Supportive policies are extremely important in reducing both the extent and the variability of bank capital erosion. They considerably weaken the link between the macroeconomic shock and bank capital, and decrease the chances that banks will reduce their loans to conserve capital. In addition to regulatory capital relief, these policies include a wide range of borrower support measures, such as debt moratoria, credit guarantees and deferred insolvency proceedings. They also include grants, tax breaks and wage subsidies to businesses.
Beyond the eurozone, banks in Europe’s emerging economies are expected to experience higher capital erosion by 2.4 percentage points. In many of these countries, tighter public budgets meant a lower level of support.
Second, market-based capital thresholds are the most relevant benchmarks.
For many large banks, hybrid capital, which contains elements of both debt and equity, is likely to be an important source of funds at a time when the cost of capital remains high. But investors in hybrid capital typically rely on interest payments.
If policies are not effective, many banks could struggle to meet their so-called “maximum distributable amount” (MDA) capital thresholds, which are higher than their current minimum regulatory requirements. This would lead to restrictions on dividend distributions and hybrid capital interest payments, which could scare off investors. The large banks, which hold around 25% of the capital in these instruments, could be subject to funding pressures.
Third, the speed of recovery is critical.
A prolonged recovery could result in much larger credit losses and higher bad debt provisions. If GDP growth in 2020-2021 is 1.2 percentage points lower than the baseline forecast, the erosion of bank capital could become more pronounced. More than 5% of all banks would be at risk of exceeding their MDA thresholds, even with policies in place. And that share would double if policies don’t work as expected (see graph above).
Policies to keep banks healthy
These results suggest a strategy that focuses on the following areas:
Continue pandemic support policies until recovery is firmly established. A premature reduction in borrower support could create “cliff edge effects” and risk stifling the supply of credit when it is needed most. As the recovery accelerates, eligibility criteria should be strengthened and better targeted. Some direct equity support could also be considered for viable businesses.

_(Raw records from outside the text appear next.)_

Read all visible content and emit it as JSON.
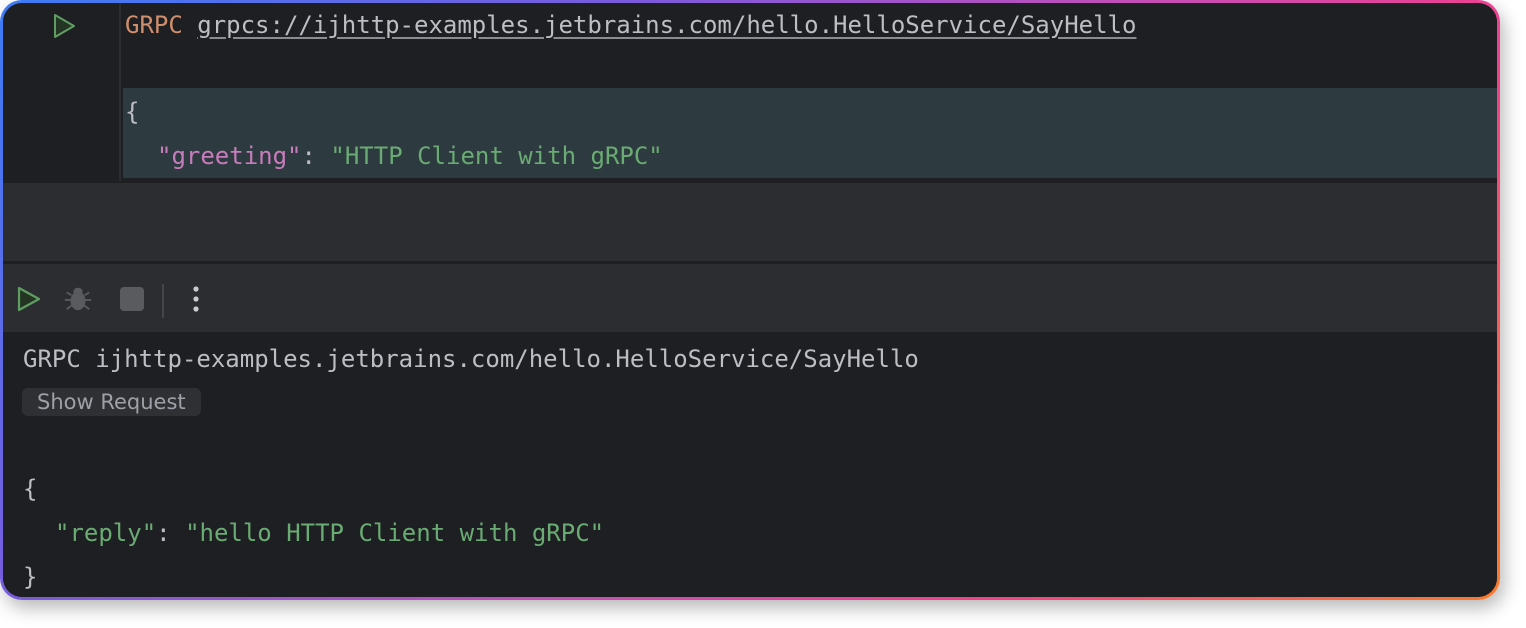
{
  "colors": {
    "border_gradient": [
      "#3d7cf5",
      "#7a5bdc",
      "#c64fb6",
      "#f43f8a",
      "#fb7a2a"
    ],
    "editor_bg": "#1e1f22",
    "panel_bg": "#2b2d30",
    "highlight_bg": "#2d3a3f",
    "keyword": "#cf8e6d",
    "json_key": "#c77dbb",
    "json_string": "#6aab73",
    "text": "#bcbec4",
    "run_green": "#5f9e62"
  },
  "editor": {
    "method": "GRPC",
    "url": "grpcs://ijhttp-examples.jetbrains.com/hello.HelloService/SayHello",
    "body": {
      "open_brace": "{",
      "key": "\"greeting\"",
      "colon": ": ",
      "value": "\"HTTP Client with gRPC\""
    },
    "run_icon": "run-gutter-icon"
  },
  "toolbar": {
    "buttons": [
      {
        "name": "run",
        "icon": "play-icon"
      },
      {
        "name": "debug",
        "icon": "bug-icon"
      },
      {
        "name": "stop",
        "icon": "stop-icon"
      },
      {
        "name": "more",
        "icon": "more-vertical-icon"
      }
    ]
  },
  "output": {
    "title": "GRPC ijhttp-examples.jetbrains.com/hello.HelloService/SayHello",
    "show_request_label": "Show Request",
    "response": {
      "open_brace": "{",
      "key": "\"reply\"",
      "colon": ": ",
      "value": "\"hello HTTP Client with gRPC\"",
      "close_brace": "}"
    }
  }
}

Clarify prudential guidelines on the availability and duration of capital relief. Supervisors should clarify the timing of banks’ capital buffers. Banks should be allowed to gradually rebuild capital buffers in order to preserve their lending capacity. Restrictions on dividend distributions and share buybacks are expected to be maintained until the recovery is well underway.
Support balance sheet consolidation by strengthening the management of non-performing loans and the bank resolution framework. As the policy measures expire, the late recognition of losses is likely to trigger a wave of defaults. EU authorities should use the system-wide stress test, expected in July 2021, to assess the need for preventive recapitalizations. Insolvency regimes should be strengthened by addressing administrative constraints and establishing fast-track procedures to restructure debt.
Facing structurally low bank profitability. Banks will take several years to rebuild their capital organically through retained earnings, unless their profitability improves. Banks should therefore increase non-interest income and streamline their operations in order to improve their cost structures, in particular by making greater use of digital technologies. And consolidation could improve bank efficiency, while facilitating better allocation of capital and liquidity within banking groups.